    Date: 2010–05–01
  21. By: Simon, David
    Abstract: Cities-especially those with substantial poor populations-will face increasingly severe challenges in tackling the impacts of global environmental change (GEC). As economic dynamos and increasingly important population concentrations, cities both contribu
    Keywords: global environmental change, climate change, African cities, mitigation,
    Date: 2010
  22. By: Brian Blankespoor; Benoit Laplante; David Wheeler; Susmita Dasgupta
    Abstract: Without a better understanding of the interactions between international players, households and public sector, it will be difficult for climate negotiators and donor institutions to determine the appropriate levels and modes of adaptation assistance. This paper contributes by assessing the economics of adaptation to extreme weather events. [Working Paper 199]
    Keywords: weather, donor, institutions, developing countries, international assistance, public sector, climate change, geographically, vulnerability, communities, households, international, vulnerability, socio economic, demographic, population, droughts, economies, human development,
    Date: 2010
  23. By: Elyès Jouini (CEREMADE - CEntre de REcherches en MAthématiques de la DEcision - CNRS : UMR7534 - Université Paris Dauphine - Paris IX); Jean-Michel Marin (INRIA Futurs - SELECT - INRIA - Université Paris Sud - Paris XI, CREST - Centre de Recherche en Économie et Statistique - INSEE - École Nationale de la Statistique et de l'Administration Économique); Clotilde Napp (CREST - Centre de Recherche en Économie et Statistique - INSEE - École Nationale de la Statistique et de l'Administration Économique, DRM - Dauphine Recherches en Management - CNRS : UMR7088 - Université Paris Dauphine - Paris IX)
    Abstract: The objective of this paper is to adopt a general equilibrium model and determine the socially efficient discount factor, risk free rate and discount rate when there are heterogeneous anticipations about the growth of the economy as well as heterogeneous time preference rates. Among others we tackle the following questions. Is the socially efficient discount factor an arithmetic average of the individual subjectively anticipated discount factors? More generally, can the Arrow-Debreu prices, the risk free rates, the subjectively expected socially efficient discount factors and discount rates be obtained as an average of the individual subjectively anticipated ones? Can beliefs dispersion be analyzed as a sort of additional risk or uncertainty leading to possibly lower discount rates? Is it socially efficient, when diversity of opinion is taken into account, to reduce the discount rate per year for more distant horizons?
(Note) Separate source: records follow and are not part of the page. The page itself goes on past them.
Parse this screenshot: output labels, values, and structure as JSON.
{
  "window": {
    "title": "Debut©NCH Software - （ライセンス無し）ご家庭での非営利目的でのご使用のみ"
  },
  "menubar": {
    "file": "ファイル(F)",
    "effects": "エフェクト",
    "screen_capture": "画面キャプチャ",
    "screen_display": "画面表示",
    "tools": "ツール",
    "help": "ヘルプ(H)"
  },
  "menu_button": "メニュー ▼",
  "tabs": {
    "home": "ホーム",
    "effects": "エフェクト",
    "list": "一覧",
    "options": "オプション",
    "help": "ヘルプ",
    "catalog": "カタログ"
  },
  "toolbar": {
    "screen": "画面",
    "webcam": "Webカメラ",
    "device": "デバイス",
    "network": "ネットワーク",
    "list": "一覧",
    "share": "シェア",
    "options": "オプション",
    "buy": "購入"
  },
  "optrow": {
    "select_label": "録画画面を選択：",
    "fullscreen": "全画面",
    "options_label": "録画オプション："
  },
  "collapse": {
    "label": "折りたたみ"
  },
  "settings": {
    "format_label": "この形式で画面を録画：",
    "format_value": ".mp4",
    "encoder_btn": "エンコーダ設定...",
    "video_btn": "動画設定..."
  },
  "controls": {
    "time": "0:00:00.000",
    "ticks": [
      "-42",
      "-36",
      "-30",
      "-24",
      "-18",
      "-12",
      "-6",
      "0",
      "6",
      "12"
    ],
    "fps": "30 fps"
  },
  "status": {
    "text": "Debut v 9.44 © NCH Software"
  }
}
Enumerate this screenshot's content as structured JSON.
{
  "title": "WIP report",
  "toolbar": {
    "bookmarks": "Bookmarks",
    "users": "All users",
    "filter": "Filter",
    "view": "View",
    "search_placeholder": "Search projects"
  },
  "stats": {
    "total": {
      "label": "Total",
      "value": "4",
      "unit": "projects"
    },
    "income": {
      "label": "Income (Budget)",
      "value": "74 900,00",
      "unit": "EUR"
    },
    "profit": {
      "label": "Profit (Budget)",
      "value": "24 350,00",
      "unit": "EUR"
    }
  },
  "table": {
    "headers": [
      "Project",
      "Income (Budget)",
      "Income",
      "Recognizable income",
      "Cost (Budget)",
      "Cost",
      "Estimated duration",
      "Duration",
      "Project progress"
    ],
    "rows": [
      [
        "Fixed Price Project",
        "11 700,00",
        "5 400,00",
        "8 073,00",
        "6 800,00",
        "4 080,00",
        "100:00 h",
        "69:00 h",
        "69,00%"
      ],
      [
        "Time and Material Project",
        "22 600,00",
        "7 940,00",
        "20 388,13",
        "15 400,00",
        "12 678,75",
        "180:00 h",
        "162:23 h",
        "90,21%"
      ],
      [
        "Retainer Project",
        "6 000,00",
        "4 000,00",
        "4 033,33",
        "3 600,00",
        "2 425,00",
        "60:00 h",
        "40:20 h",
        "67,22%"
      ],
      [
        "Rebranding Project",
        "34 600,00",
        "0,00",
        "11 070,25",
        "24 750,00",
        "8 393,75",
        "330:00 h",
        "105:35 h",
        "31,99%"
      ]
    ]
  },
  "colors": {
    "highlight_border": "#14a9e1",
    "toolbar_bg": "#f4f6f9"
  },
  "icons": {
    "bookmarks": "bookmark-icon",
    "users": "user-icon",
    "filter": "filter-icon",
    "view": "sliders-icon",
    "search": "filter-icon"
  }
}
If so, what is the trajectory of the decline?
    Keywords: discount rate, risk free rate
    Date: 2010–03

This nep-ene issue is ©2010 by Roger Fouquet. It is provided as is without any express or implied warranty. It may be freely redistributed in whole or in part for any purpose. If distributed in part, please include this notice.
General information on the NEP project can be found at For comments please write to the director of NEP, Marco Novarese at <>. Put “NEP” in the subject, otherwise your mail may be rejected.
NEP’s infrastructure is sponsored by the School of Economics and Finance of Massey University in New Zealand.